Continuing our coverage of evo-devo and the gays, I want to highlight the recent inquiries into the use of prenatal treatment of steroid dexamethosone to prevent congenital adrenal hyperplasia, a recessive autosomal disorder that causes the adrenal glands to improperly process cortisol and causes imbalances in sex hormones in-utero. The nexus between this and our previous discussions is that, in addition to a number of other side effects, including misformed genitalia and infertility, a recent paper found a correlation between CAH and lesbianism, bisexuality, and non-gender-conforming behavior in women. I think this is most interesting, as it is yet another data point in favor of the prenatal hormonal dysfunction proximate explanation for homosexuality and it gives some insight into the origins of female sexual orientation, which is usually avoided by researchers due to its fluidity and presumed complexities.
Much of the discussion around the still experimental use of dexamethasone to treat CAH is focused on the safety and potential late-developing complications of applying a foriegn substance during incredibly sensative developmental phases. However, thanks to this paper, some excitable hyperbole, and playing telephone with hyperlinks, an entirely different argument is brewing. Andrew and friends are up in arms over the possibility that parents/scientists could want to prevent children from potentially being gay. Andrew, always one for subtlety, even to decided to bust out the Nazi allusions from the get-go.
All this seems incredibly silly to me. Lets put aside the fact that this is all incidental to anything that actually matters: researchers want to prevent children from suffering the severe effects of CAH like physical malformities and infertility, not “women from choosing careers over babies” and our principle qualms should be about unforeseen side effects, not designer babies. I find myself strangely unconvinced by the arguments burnished by Sullivan and co. We allow for prenatal treatments for all kinds of genetic deformities. Parents go so far as aborting children with life-threatening disorders without significant moral sanction and the act of simply not aborting a child with Down’s Syndrome is sufficient for one to be a hero of the pro-life movement.*

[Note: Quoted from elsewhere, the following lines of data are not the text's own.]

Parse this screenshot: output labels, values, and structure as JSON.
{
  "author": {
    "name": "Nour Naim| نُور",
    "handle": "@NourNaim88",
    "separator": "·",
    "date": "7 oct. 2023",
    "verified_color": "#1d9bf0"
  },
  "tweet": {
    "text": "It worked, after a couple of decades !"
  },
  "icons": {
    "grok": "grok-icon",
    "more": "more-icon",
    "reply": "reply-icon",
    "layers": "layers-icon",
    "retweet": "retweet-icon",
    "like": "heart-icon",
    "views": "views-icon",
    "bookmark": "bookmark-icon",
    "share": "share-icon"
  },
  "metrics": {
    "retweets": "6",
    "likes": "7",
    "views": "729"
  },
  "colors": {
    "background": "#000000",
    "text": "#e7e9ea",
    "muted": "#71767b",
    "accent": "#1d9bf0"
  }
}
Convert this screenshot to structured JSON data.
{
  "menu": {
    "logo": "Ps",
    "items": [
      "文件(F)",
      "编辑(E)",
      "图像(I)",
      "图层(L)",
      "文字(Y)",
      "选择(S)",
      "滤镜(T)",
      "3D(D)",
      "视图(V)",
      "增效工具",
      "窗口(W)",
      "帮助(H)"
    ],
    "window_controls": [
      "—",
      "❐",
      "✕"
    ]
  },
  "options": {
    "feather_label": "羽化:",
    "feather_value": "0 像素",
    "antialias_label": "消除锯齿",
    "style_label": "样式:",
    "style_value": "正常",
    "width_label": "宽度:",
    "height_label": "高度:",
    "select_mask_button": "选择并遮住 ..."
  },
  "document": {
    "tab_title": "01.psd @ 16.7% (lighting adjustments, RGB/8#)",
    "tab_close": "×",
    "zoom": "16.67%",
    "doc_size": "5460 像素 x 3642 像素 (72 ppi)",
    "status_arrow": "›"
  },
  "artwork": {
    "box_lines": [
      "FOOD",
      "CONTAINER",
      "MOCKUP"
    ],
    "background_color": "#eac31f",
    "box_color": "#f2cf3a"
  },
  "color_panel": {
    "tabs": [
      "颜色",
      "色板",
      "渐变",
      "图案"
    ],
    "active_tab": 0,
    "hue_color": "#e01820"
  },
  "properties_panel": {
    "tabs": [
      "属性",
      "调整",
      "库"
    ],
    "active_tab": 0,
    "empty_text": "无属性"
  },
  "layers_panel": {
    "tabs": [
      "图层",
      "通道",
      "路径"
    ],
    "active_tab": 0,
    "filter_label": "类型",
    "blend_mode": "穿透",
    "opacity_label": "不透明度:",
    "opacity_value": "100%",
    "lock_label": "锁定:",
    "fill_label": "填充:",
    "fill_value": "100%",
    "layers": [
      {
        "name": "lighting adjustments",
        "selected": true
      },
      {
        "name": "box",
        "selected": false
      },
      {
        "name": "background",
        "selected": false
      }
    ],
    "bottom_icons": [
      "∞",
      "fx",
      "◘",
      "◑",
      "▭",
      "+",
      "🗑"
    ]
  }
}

Homosexual fetuses at present also face an unfortunate future (though obviously not as severe as those with Down Syndrome or fatal genetic diseases). They are likely to be tormented or at least ostrascized by peers, contemplate suicide (and act on those contemplations), and feel perpetually isolated from society. One could argue that a benevolent parent would prefer to spare their offspring those hardships. Perhaps more selfishly, they themselves may do not relish dealing with these complications and simply have children that they can better relate to, or would rather have grandchildren and perpetuate their genetic line. It should also be added that the scenerio contemplated, even in the make-believe universe of Sullivan et al., is not the elimination of gay fetuses but their modification: altering their prenatal environment so that they produce sex hormones in proper quantities during development, allowing their adrenal gland to function normally and potentially avoid post-natal complications, the least among them sexual orientation irregularities. Those who find this morally wrong see all this leading to the diminishment of the diversity of humanity and dire predictions of a Gattaca-esque future. To me though, the latter does not follow and the former I just cannot imagine as all that necessarily regrettable. But perhaps I am missing something, or the intense moralizing produced a knee-jerk distasteful reaction in me towards the anti-dexamethosome. What does our would-be bioethicist think on the matter, again keeping in mind that, for the time being, this discussion is irrelevant?
*Assuming, of course, that it is her baby. Ouroboros!